If music history has taught any lessons, it’s that Mike Love isn’t going away. Love him or loathe him, the man at the helm of the Beach Boys continues to tour as rigorously as ever, even more than the band’s creative and commercial peak of the ‘60s. Playing around 175 shows per years for the several of years, Love’s Beach Boys don’t have any plans to slow down anytime soon.
The past two decades have proven that the Foo Fighters are the fun-loving, flag-waving ambassadors of mainstream arena rock. This decade hasn’t been as kind. There’s been a few radio hits, yet going back to the garage for 2011’s Wasted Light, recording at heralded studios across the country for the HBO series Sonic Highways and an impromptu session in Austin for 2015’s St. Cecilia EP, worked better as schtick than memorable records. Following St. Cecilia, the band took a long-overdue break.
At the end of 2015, comedian Chet Wild was hosting a Christmas party and enjoying the Pandora playlist just like everyone in attendance. Little did he know what would transpire that night would set in motion the events of the next 18 months of his life. Pandora's seemingly random selection of music included a band he hadn’t heard in years, Austin-based Fastball, who had their heyday in the late ‘90s. “Fastball came on and somebody was like, ‘They only had one hit,’” he recalls.
Muck Rack makes it simple to find people, tweets, or articles that mention any name, keyword, company, hashtag etc. We've compiled this guide to help you make the most of your search.
Selecting a term
Start searching tweets, articles from media outlets, articles mentioned in tweets, journalists'
names, titles and bios with some suggested searches:
Companies or Topics (e.g. iPhone, Microsoft)
Phrases (e.g. "cloud computing") — use quotes to keep the terms together
Twitter handles (e.g. @username) — returns those who have mentioned or replied to
Names (e.g. "David Pogue")
Hashtags (e.g. #sxsw, #london2012)
Bio details (e.g. vegan, Olympics, father)
Muck Rack's Advanced Search allows for many boolean operators.
Find results that mention multiple specified terms, use AND or
+. For example, ensure each result contains both Elon Musk and Mark Zuckerberg by
searching Obama AND Romney or Obama + Romney.
Use the operators OR or , to broaden your search when you'd like either of
multiple terms to appear in results. (This is the default behavior of our search when no operators
are used.) For example, search for democrat OR republican to find results that refer to
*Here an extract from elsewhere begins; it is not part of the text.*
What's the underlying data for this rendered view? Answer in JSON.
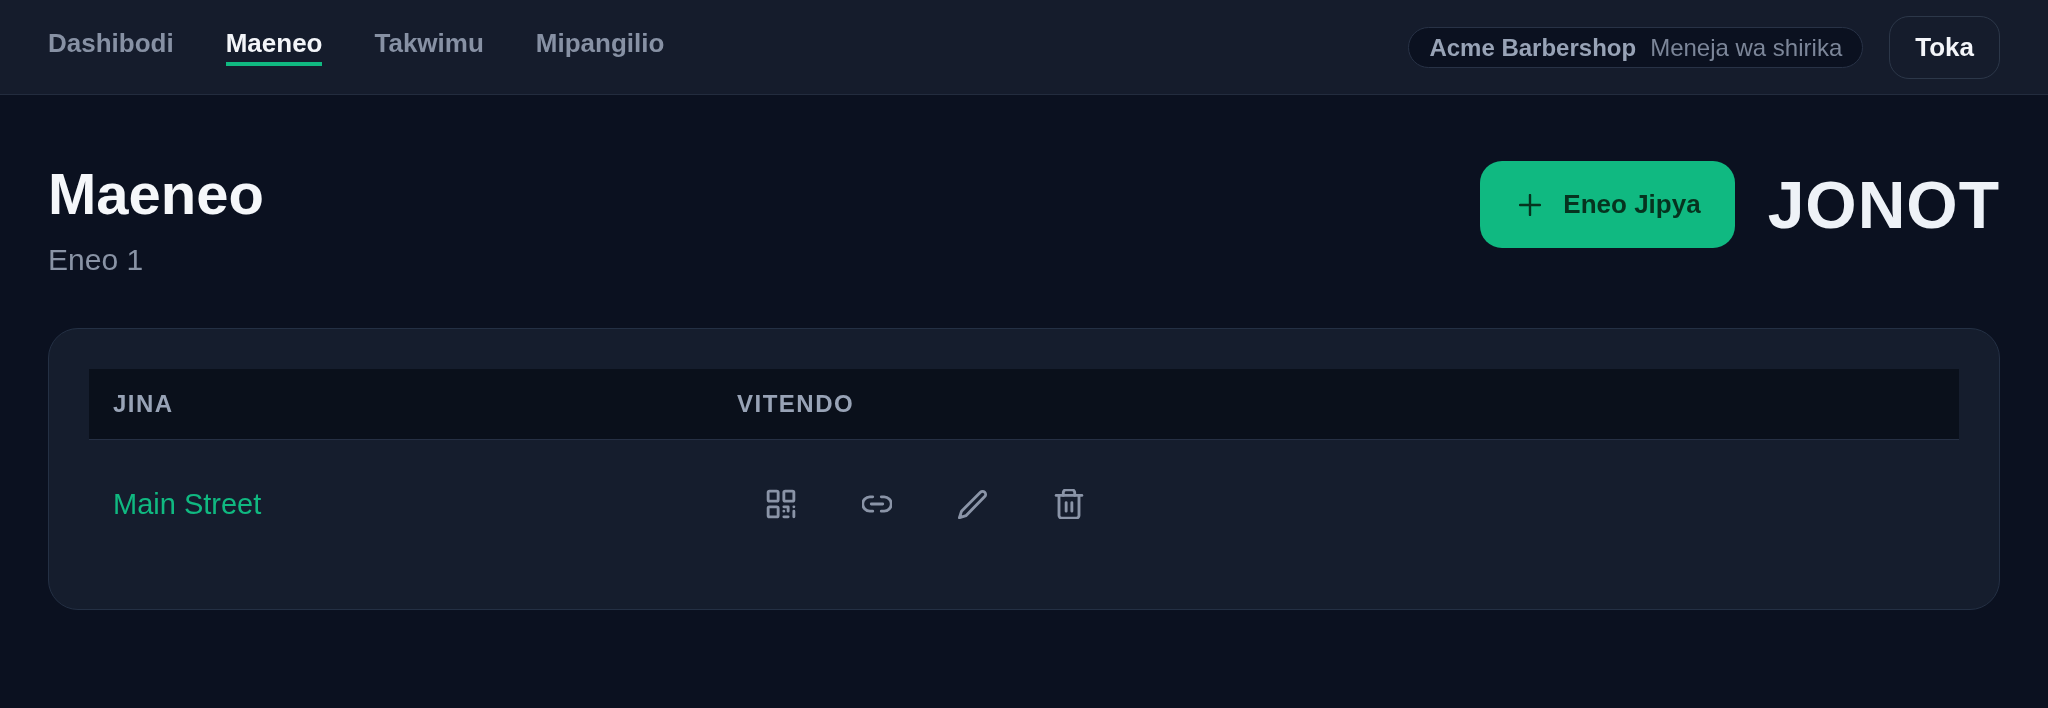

Democrats and/or Republicans.
Use NOT or - to subtract results from your search. For
example, searching Disney will yield results about the Walt Disney Company as well as Walt Disney
World Resort. To exclude mentions of Disney World, search for Disney -World or Disney
When using one of these operators with a phrase, enclose it in quotation marks. For example, you can
find results about smartphones excluding Apple's iPhone 4S by searching smartphone -"iPhone
Exact case matching or punctuation
If you're searching for a brand name or keyword that relies on specific punctuation marks or capitalization, you can
find results that match your exact query by adding matchcase: before the keyword you're searching for, like matchcase:E*TRADE .
Use parentheses to separate multiple
boolean phrases. For example, to find journalists talking about having fun in Disney World or
Disneyland, search for ("disney world" OR disneyland) AND fun.
An asterisk can be used to search for any variation of a root word truncated by the asterisk. For example, searching for admin* will return results for administrator, administration, administer, administered, etc.
A near operator is an AND operator where you can control the distance between the words. You can vary the distance the near operation uses by adding a forward slash and number (between 0-99) such as strawberries NEAR/10 "whipped cream", which means the strawberries must exist within 10 words of "whipped cream".